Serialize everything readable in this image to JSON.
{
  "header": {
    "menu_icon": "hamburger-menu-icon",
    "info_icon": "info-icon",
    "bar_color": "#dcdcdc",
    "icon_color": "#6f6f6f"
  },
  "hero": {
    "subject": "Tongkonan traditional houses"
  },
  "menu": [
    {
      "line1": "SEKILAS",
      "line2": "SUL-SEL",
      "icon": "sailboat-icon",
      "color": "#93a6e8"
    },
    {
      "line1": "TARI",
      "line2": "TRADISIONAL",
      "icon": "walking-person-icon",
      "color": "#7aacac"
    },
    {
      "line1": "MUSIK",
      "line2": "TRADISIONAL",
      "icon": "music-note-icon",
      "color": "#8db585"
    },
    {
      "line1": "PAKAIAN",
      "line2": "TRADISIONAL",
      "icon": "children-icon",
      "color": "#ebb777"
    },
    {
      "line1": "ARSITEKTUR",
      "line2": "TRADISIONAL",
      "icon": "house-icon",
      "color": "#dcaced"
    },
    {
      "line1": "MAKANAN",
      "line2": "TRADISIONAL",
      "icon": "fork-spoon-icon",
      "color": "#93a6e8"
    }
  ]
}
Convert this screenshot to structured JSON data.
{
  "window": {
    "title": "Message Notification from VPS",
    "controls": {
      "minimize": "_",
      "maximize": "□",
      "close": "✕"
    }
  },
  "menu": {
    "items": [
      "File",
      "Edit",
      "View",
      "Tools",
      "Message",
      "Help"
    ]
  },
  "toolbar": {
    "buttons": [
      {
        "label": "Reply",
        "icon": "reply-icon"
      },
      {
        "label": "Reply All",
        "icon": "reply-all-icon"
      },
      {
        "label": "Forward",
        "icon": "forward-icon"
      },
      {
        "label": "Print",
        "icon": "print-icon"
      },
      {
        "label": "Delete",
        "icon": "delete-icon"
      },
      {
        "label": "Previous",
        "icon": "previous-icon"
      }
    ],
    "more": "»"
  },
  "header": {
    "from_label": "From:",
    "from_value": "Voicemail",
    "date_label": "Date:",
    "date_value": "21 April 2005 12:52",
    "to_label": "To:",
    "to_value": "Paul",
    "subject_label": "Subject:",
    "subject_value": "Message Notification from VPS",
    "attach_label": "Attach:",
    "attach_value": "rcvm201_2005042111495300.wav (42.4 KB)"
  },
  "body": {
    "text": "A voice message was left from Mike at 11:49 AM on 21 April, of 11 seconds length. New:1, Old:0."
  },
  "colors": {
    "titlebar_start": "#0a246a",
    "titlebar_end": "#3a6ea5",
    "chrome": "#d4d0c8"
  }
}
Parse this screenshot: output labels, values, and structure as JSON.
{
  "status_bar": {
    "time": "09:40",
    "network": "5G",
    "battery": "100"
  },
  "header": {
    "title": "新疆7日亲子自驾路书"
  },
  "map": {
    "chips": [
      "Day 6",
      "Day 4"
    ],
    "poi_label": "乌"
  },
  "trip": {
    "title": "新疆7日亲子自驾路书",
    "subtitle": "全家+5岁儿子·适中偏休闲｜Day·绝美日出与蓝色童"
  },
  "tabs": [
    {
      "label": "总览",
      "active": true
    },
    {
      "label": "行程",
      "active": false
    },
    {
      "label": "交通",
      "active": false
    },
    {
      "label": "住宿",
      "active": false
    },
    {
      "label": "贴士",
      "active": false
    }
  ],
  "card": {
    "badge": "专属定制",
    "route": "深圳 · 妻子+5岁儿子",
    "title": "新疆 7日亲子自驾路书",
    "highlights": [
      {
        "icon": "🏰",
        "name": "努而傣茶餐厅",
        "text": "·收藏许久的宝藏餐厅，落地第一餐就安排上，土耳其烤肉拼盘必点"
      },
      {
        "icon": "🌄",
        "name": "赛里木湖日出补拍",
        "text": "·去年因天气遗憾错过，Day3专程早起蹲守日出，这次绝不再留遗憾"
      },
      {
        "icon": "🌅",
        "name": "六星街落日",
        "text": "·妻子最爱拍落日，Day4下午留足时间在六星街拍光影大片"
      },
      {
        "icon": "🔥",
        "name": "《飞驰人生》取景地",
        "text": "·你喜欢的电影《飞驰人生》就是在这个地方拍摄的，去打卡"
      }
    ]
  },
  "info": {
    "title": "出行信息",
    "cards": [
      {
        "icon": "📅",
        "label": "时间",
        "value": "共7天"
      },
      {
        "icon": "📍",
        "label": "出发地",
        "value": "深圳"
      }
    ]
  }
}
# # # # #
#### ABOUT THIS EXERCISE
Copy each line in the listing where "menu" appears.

#### COMPLETED TASK
    "menu_icon": "hamburger-menu-icon",
  "menu": [
  "menu": {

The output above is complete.